Three Graces and Charlie
Three women loved the same man, and continue to love him, even after his suicide. Decades later, he still haunts their lives and their loves through marriages, affairs, and children. By reconnecting with each other, and facing the trauma of his death, they come to discover their true selves—and absolution.
In the early 1990s the popular college rock group, the Three Graces, takes the stage in DC and the crowd goes wild. Everyone agrees: the Graces have something special—and charismatic drummer Charlie Barrett is their heartbeat. Shortly after, Charlie leaps to his death, ending the band’s success and the Graces’ peace of mind.
Twenty years later, Thea, the group’s songwriter, decides to quit writing her highly successful erotic gardening blog, but is uncertain what will come next. She resolves to purge herself of Charlie’s ghost and begins writing a screenplay telling the story of Charlie and the Three Graces. Read an interview with lead protagonist, Thea.
Hazel, the band’s lead singer, ran away first from an abusive childhood home, and then ran again from Charlie’s suicide. Now a New York celebrity perfumer, she’s good at pretending to be happy. When her long-time lover dies, revealing his own façade—one Hazel never could have guessed—she seeks solace with her oldest friends, Thea and Natalie. The reception is decidedly mixed.
Meanwhile, an earthquake shakes Natalie out of her comfortable suburban existence, leading her to Neil, caretaker of the historic garden behind her house. As the distance between Natalie and her husband grows, she and Neil embark on a garden project—and more.
As this multi-strand story unfolds, each woman searches through past and present to understand the reason for Charlie’s death. Each struggles with the others, and with herself, ultimately reinventing themselves as women and as artists.
Still Life with Aftershocks
Set in early-1980s Washington, DC, Still Life with Aftershocks tells the story of 30-year old artist Mariah Boone and her older brother Henry.
When conservative Henry is appointed to a high level position in the Reagan White House, Mariah leaves her life in California to follow him to DC. Here, she would like nothing more than to make her art and find love in a city she often finds cold and unwelcoming. But when Henry—the black sheep of their bohemian family—is stricken with AIDS, Mariah puts her art and her search for love aside and devotes herself to his care.
At the same time, she struggles to hold down her job at the National Endowment for the Arts as her predatory boss makes increasingly unwelcome advances.
Forced out of the closet by his advancing illness, Henry resigns from his White House job and struggles to find new meaning in his short life.
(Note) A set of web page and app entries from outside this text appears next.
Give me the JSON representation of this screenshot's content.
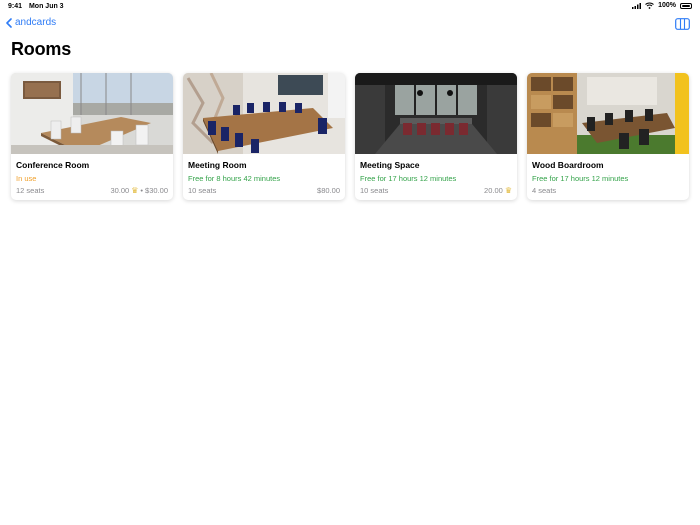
{
  "status_bar": {
    "time": "9:41",
    "date": "Mon Jun 3",
    "battery": "100%"
  },
  "nav": {
    "back_label": "andcards"
  },
  "page": {
    "title": "Rooms"
  },
  "colors": {
    "accent": "#2f7cf6",
    "in_use": "#f0a02b",
    "free": "#34a34a"
  },
  "rooms": [
    {
      "name": "Conference Room",
      "status": "In use",
      "status_type": "in_use",
      "seats": "12 seats",
      "credits": "30.00",
      "separator": "•",
      "price": "$30.00"
    },
    {
      "name": "Meeting Room",
      "status": "Free for 8 hours 42 minutes",
      "status_type": "free",
      "seats": "10 seats",
      "credits": "",
      "separator": "",
      "price": "$80.00"
    },
    {
      "name": "Meeting Space",
      "status": "Free for 17 hours 12 minutes",
      "status_type": "free",
      "seats": "10 seats",
      "credits": "20.00",
      "separator": "",
      "price": ""
    },
    {
      "name": "Wood Boardroom",
      "status": "Free for 17 hours 12 minutes",
      "status_type": "free",
      "seats": "4 seats",
      "credits": "",
      "separator": "",
      "price": ""
    }
  ]
}
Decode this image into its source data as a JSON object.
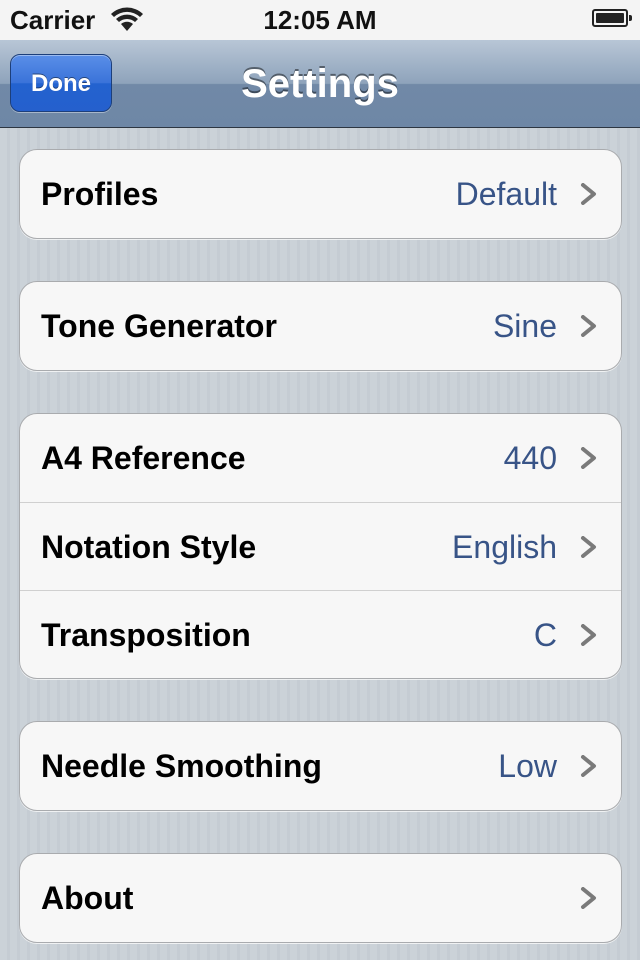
{
  "status_bar": {
    "carrier": "Carrier",
    "time": "12:05 AM",
    "wifi_icon": "wifi-icon",
    "battery_icon": "battery-icon"
  },
  "nav_bar": {
    "title": "Settings",
    "done_label": "Done"
  },
  "colors": {
    "value_text": "#385487",
    "done_button": "#2a66d3",
    "nav_bar": "#7f96b3"
  },
  "groups": [
    {
      "rows": [
        {
          "label": "Profiles",
          "value": "Default"
        }
      ]
    },
    {
      "rows": [
        {
          "label": "Tone Generator",
          "value": "Sine"
        }
      ]
    },
    {
      "rows": [
        {
          "label": "A4 Reference",
          "value": "440"
        },
        {
          "label": "Notation Style",
          "value": "English"
        },
        {
          "label": "Transposition",
          "value": "C"
        }
      ]
    },
    {
      "rows": [
        {
          "label": "Needle Smoothing",
          "value": "Low"
        }
      ]
    },
    {
      "rows": [
        {
          "label": "About",
          "value": ""
        }
      ]
    }
  ]
}
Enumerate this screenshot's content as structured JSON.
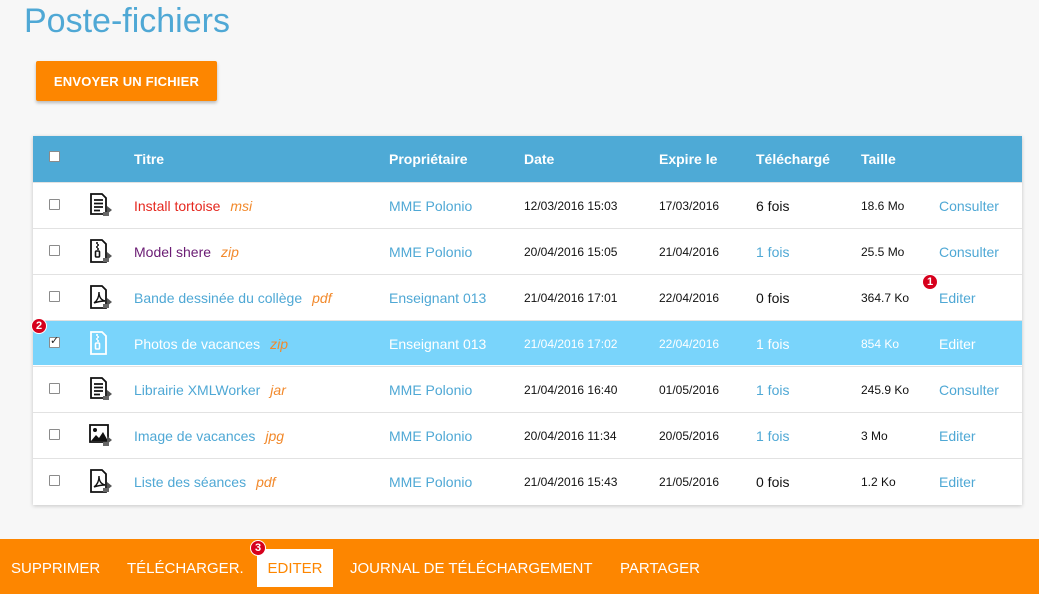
{
  "page": {
    "title": "Poste-fichiers"
  },
  "upload_button": "ENVOYER UN FICHIER",
  "table": {
    "columns": {
      "title": "Titre",
      "owner": "Propriétaire",
      "date": "Date",
      "expires": "Expire le",
      "downloaded": "Téléchargé",
      "size": "Taille"
    },
    "rows": [
      {
        "icon": "document-icon",
        "name": "Install tortoise",
        "type": "msi",
        "owner": "MME Polonio",
        "date": "12/03/2016 15:03",
        "expires": "17/03/2016",
        "downloads": "6 fois",
        "size": "18.6 Mo",
        "action": "Consulter",
        "checked": false
      },
      {
        "icon": "zip-icon",
        "name": "Model shere",
        "type": "zip",
        "owner": "MME Polonio",
        "date": "20/04/2016 15:05",
        "expires": "21/04/2016",
        "downloads": "1 fois",
        "size": "25.5 Mo",
        "action": "Consulter",
        "checked": false
      },
      {
        "icon": "pdf-icon",
        "name": "Bande dessinée du collège",
        "type": "pdf",
        "owner": "Enseignant 013",
        "date": "21/04/2016 17:01",
        "expires": "22/04/2016",
        "downloads": "0 fois",
        "size": "364.7 Ko",
        "action": "Editer",
        "checked": false
      },
      {
        "icon": "zip-icon",
        "name": "Photos de vacances",
        "type": "zip",
        "owner": "Enseignant 013",
        "date": "21/04/2016 17:02",
        "expires": "22/04/2016",
        "downloads": "1 fois",
        "size": "854 Ko",
        "action": "Editer",
        "checked": true
      },
      {
        "icon": "document-icon",
        "name": "Librairie XMLWorker",
        "type": "jar",
        "owner": "MME Polonio",
        "date": "21/04/2016 16:40",
        "expires": "01/05/2016",
        "downloads": "1 fois",
        "size": "245.9 Ko",
        "action": "Consulter",
        "checked": false
      },
      {
        "icon": "image-icon",
        "name": "Image de vacances",
        "type": "jpg",
        "owner": "MME Polonio",
        "date": "20/04/2016 11:34",
        "expires": "20/05/2016",
        "downloads": "1 fois",
        "size": "3 Mo",
        "action": "Editer",
        "checked": false
      },
      {
        "icon": "pdf-icon",
        "name": "Liste des séances",
        "type": "pdf",
        "owner": "MME Polonio",
        "date": "21/04/2016 15:43",
        "expires": "21/05/2016",
        "downloads": "0 fois",
        "size": "1.2 Ko",
        "action": "Editer",
        "checked": false
      }
    ]
  },
  "badges": {
    "one": "1",
    "two": "2",
    "three": "3"
  },
  "bottom_bar": {
    "delete": "SUPPRIMER",
    "download": "TÉLÉCHARGER.",
    "edit": "EDITER",
    "log": "JOURNAL DE TÉLÉCHARGEMENT",
    "share": "PARTAGER"
  },
  "colors": {
    "accent": "#fd8600",
    "header": "#4eaad6",
    "link": "#4fa8d5",
    "selected_row": "#79d4fb",
    "badge": "#d6001c"
  }
}
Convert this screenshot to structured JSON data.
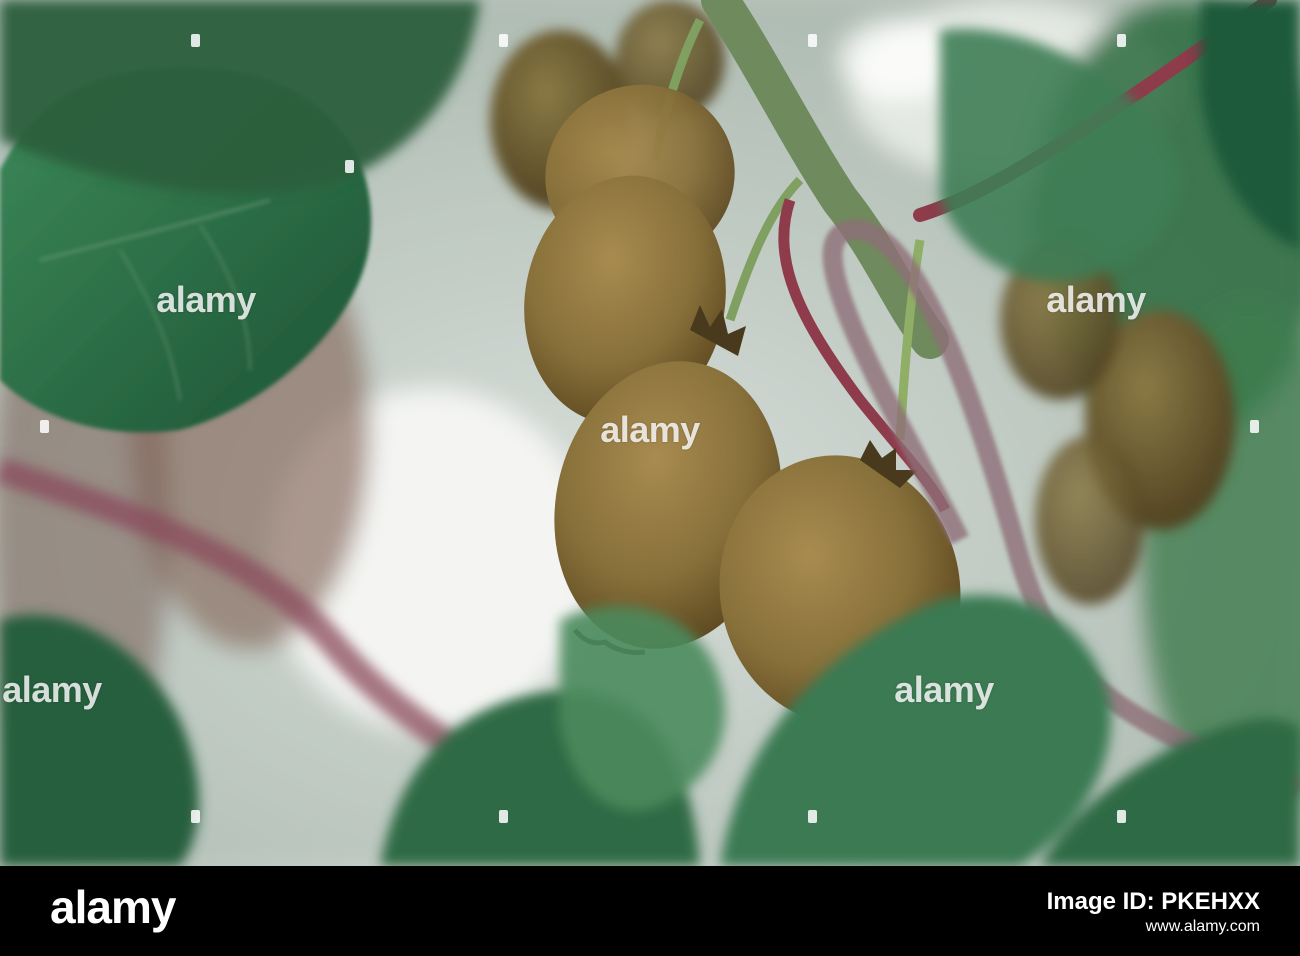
{
  "photo": {
    "subject": "kiwi-fruit-on-vine",
    "palette": {
      "sky": "#e8ecea",
      "leaf_dark": "#1f5a3a",
      "leaf_mid": "#3f7d4f",
      "kiwi_skin": "#8a6e3a",
      "kiwi_shadow": "#5d4820",
      "stem_red": "#8e3b4b",
      "stem_green": "#7fa060"
    }
  },
  "watermark": {
    "text": "alamy"
  },
  "footer": {
    "logo": "alamy",
    "image_id_label": "Image ID: PKEHXX",
    "site": "www.alamy.com",
    "background": "#000000",
    "text_color": "#ffffff"
  }
}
As Henry’s illness deepens, Mariah dreads the inevitable visit by her parents—the famous painter father and rabble-rousing former Communist mother—from whom she and Henry are estranged. When Henry is hospitalized with pneumonia, the parents fly to DC from California to be with him. At Henry’s bedside, past and present collide in a shocking confrontation with the one person who knows the family’s long-buried secret.
After Henry’s death, Mariah, grieving, reconnects with her art and discovers new avenues of expression, while never letting go of the place Henry will always occupy in her heart.
Mariah’s lively first-person voice keeps the narrative upbeat, while she and Henry rise above victimhood with their wry observations, keen insights and flashes of humor. Serving up lots of vivid local color, Still Life takes readers to Dupont Circle on a Friday night, the open-air market in Adams Morgan, for a walk along the C&O Canal. Here we meet The Washington Post’s art critic, among other denizens of the art scene, as well as highly placed Log Cabin Republicans working in the White House.
Ellen Boyers Kwatnoski’s story, “Like with Like,” published in the Northern Virginia Review was nominated for a Pushcart Prize in 2016. Her first novel, Still Life with Aftershocks, was one of 50 semi-finalists (out of 5,000 entrants) in the 2012 Amazon Breakthrough Novel Award Contest. She writes book reviews for The Washington Independent Review of Books, attends workshops at the Writers’ Center in Bethesda, MD, and blogs about art, design, and dance.